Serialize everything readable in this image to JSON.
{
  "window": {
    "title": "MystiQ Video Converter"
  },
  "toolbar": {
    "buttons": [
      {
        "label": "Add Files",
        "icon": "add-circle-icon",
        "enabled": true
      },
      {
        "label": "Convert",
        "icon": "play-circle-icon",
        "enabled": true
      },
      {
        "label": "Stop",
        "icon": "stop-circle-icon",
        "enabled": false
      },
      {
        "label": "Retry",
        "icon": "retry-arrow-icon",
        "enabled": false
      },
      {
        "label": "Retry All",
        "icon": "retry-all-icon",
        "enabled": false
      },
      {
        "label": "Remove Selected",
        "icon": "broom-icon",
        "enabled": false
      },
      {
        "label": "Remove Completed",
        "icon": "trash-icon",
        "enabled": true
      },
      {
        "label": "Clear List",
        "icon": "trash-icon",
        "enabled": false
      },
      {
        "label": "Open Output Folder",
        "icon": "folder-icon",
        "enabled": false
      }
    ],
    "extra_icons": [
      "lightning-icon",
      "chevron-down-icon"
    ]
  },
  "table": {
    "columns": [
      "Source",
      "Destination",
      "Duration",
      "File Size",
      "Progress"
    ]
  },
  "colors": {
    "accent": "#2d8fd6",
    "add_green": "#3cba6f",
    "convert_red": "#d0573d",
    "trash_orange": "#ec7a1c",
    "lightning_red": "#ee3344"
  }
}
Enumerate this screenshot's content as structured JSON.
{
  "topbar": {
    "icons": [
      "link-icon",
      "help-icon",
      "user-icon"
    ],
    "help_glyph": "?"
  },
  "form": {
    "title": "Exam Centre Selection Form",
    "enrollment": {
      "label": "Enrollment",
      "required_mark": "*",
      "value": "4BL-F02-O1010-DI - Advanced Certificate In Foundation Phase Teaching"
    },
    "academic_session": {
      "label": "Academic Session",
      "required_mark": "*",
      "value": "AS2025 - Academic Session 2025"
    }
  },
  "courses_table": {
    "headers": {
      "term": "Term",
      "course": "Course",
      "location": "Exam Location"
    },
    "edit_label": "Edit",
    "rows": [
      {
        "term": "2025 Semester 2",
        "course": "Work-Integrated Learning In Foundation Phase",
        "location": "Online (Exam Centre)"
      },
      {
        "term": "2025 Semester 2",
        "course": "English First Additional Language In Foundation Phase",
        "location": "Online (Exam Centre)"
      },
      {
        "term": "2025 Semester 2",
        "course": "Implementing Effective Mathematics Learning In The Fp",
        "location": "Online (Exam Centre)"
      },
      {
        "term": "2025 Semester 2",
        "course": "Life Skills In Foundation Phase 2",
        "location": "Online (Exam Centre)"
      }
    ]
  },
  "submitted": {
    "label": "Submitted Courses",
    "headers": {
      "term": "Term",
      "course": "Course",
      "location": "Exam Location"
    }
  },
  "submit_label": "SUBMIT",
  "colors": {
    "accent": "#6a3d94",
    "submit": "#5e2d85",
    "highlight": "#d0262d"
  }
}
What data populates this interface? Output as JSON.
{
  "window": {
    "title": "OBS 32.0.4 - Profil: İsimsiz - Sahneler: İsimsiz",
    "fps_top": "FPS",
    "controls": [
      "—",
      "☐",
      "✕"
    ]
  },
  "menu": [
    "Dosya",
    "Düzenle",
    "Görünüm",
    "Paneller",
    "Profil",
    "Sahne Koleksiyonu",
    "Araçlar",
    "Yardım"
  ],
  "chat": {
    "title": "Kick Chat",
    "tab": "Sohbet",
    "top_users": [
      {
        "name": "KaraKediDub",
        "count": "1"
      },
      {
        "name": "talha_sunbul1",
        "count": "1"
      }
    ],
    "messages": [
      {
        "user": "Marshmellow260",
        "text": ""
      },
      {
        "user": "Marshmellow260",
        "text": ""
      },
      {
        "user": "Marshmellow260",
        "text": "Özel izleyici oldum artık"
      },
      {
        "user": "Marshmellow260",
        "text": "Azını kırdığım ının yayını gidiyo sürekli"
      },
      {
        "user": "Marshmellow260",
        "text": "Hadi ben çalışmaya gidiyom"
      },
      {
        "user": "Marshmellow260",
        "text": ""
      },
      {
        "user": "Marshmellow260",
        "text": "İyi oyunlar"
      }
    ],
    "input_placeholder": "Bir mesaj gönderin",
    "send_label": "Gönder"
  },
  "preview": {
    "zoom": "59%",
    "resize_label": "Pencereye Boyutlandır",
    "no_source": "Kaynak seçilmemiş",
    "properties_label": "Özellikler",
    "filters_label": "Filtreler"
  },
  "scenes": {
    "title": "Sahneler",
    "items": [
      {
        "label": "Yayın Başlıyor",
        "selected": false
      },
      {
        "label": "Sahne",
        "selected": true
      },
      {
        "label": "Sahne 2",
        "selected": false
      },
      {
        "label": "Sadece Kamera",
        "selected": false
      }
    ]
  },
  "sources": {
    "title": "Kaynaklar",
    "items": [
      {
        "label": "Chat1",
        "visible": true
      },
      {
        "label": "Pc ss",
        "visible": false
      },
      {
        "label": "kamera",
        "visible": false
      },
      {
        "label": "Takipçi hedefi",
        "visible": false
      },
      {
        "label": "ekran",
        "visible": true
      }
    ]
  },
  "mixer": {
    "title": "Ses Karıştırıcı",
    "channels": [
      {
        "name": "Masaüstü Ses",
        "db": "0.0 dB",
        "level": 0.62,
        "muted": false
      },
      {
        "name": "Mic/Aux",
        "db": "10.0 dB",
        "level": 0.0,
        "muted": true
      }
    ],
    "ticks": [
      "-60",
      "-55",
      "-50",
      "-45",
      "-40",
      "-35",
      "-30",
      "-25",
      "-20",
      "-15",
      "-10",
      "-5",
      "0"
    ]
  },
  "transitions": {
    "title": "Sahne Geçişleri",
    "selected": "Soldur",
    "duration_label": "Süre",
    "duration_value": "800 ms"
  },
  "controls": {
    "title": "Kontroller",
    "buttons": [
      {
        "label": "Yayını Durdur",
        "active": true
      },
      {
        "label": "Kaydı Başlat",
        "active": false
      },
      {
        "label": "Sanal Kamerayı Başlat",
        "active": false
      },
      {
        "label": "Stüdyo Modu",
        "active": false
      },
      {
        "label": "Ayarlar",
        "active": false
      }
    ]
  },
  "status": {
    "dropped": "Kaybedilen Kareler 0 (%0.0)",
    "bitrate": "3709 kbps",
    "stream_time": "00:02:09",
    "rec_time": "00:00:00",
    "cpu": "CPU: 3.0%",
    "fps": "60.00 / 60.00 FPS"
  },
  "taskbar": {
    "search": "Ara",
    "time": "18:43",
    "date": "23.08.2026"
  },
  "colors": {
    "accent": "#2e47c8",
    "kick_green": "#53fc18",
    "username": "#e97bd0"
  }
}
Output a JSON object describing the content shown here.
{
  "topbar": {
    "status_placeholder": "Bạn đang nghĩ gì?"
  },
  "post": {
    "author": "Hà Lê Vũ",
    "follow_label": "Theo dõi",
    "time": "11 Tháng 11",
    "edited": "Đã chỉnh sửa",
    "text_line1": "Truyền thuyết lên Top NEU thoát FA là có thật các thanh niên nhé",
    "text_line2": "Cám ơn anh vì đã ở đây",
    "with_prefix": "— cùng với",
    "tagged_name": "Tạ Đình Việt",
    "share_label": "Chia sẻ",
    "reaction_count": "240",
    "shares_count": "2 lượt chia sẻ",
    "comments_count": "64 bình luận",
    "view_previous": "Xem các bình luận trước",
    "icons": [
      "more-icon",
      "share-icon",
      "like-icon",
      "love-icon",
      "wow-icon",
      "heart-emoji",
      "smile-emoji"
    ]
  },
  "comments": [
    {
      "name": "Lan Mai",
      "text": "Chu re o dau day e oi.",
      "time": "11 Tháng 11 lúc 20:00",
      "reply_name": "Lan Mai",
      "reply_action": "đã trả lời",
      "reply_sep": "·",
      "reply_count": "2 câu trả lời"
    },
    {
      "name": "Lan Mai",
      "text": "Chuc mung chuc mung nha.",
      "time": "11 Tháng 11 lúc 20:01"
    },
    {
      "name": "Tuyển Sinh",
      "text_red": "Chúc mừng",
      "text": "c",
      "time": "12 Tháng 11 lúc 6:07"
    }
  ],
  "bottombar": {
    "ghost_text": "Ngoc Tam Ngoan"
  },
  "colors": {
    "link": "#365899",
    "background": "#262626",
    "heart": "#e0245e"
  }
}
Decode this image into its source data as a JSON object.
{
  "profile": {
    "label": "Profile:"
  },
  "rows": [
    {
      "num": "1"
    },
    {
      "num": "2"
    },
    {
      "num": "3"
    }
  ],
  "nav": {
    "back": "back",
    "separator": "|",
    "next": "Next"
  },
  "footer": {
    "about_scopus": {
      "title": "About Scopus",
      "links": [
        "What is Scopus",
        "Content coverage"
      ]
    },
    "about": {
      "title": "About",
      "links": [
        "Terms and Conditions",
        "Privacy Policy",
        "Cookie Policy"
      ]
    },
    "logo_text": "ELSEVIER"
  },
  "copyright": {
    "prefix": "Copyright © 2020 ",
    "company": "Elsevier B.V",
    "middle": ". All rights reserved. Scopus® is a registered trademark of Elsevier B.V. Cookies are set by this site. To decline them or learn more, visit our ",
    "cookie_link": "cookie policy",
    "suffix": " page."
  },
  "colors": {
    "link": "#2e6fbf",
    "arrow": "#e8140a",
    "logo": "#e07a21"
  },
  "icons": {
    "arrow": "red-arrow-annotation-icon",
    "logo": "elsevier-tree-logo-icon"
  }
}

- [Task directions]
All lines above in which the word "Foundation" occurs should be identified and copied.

- [Answer space]
      "value": "4BL-F02-O1010-DI - Advanced Certificate In Foundation Phase Teaching"
        "course": "Work-Integrated Learning In Foundation Phase",
        "course": "English First Additional Language In Foundation Phase",
        "course": "Life Skills In Foundation Phase 2",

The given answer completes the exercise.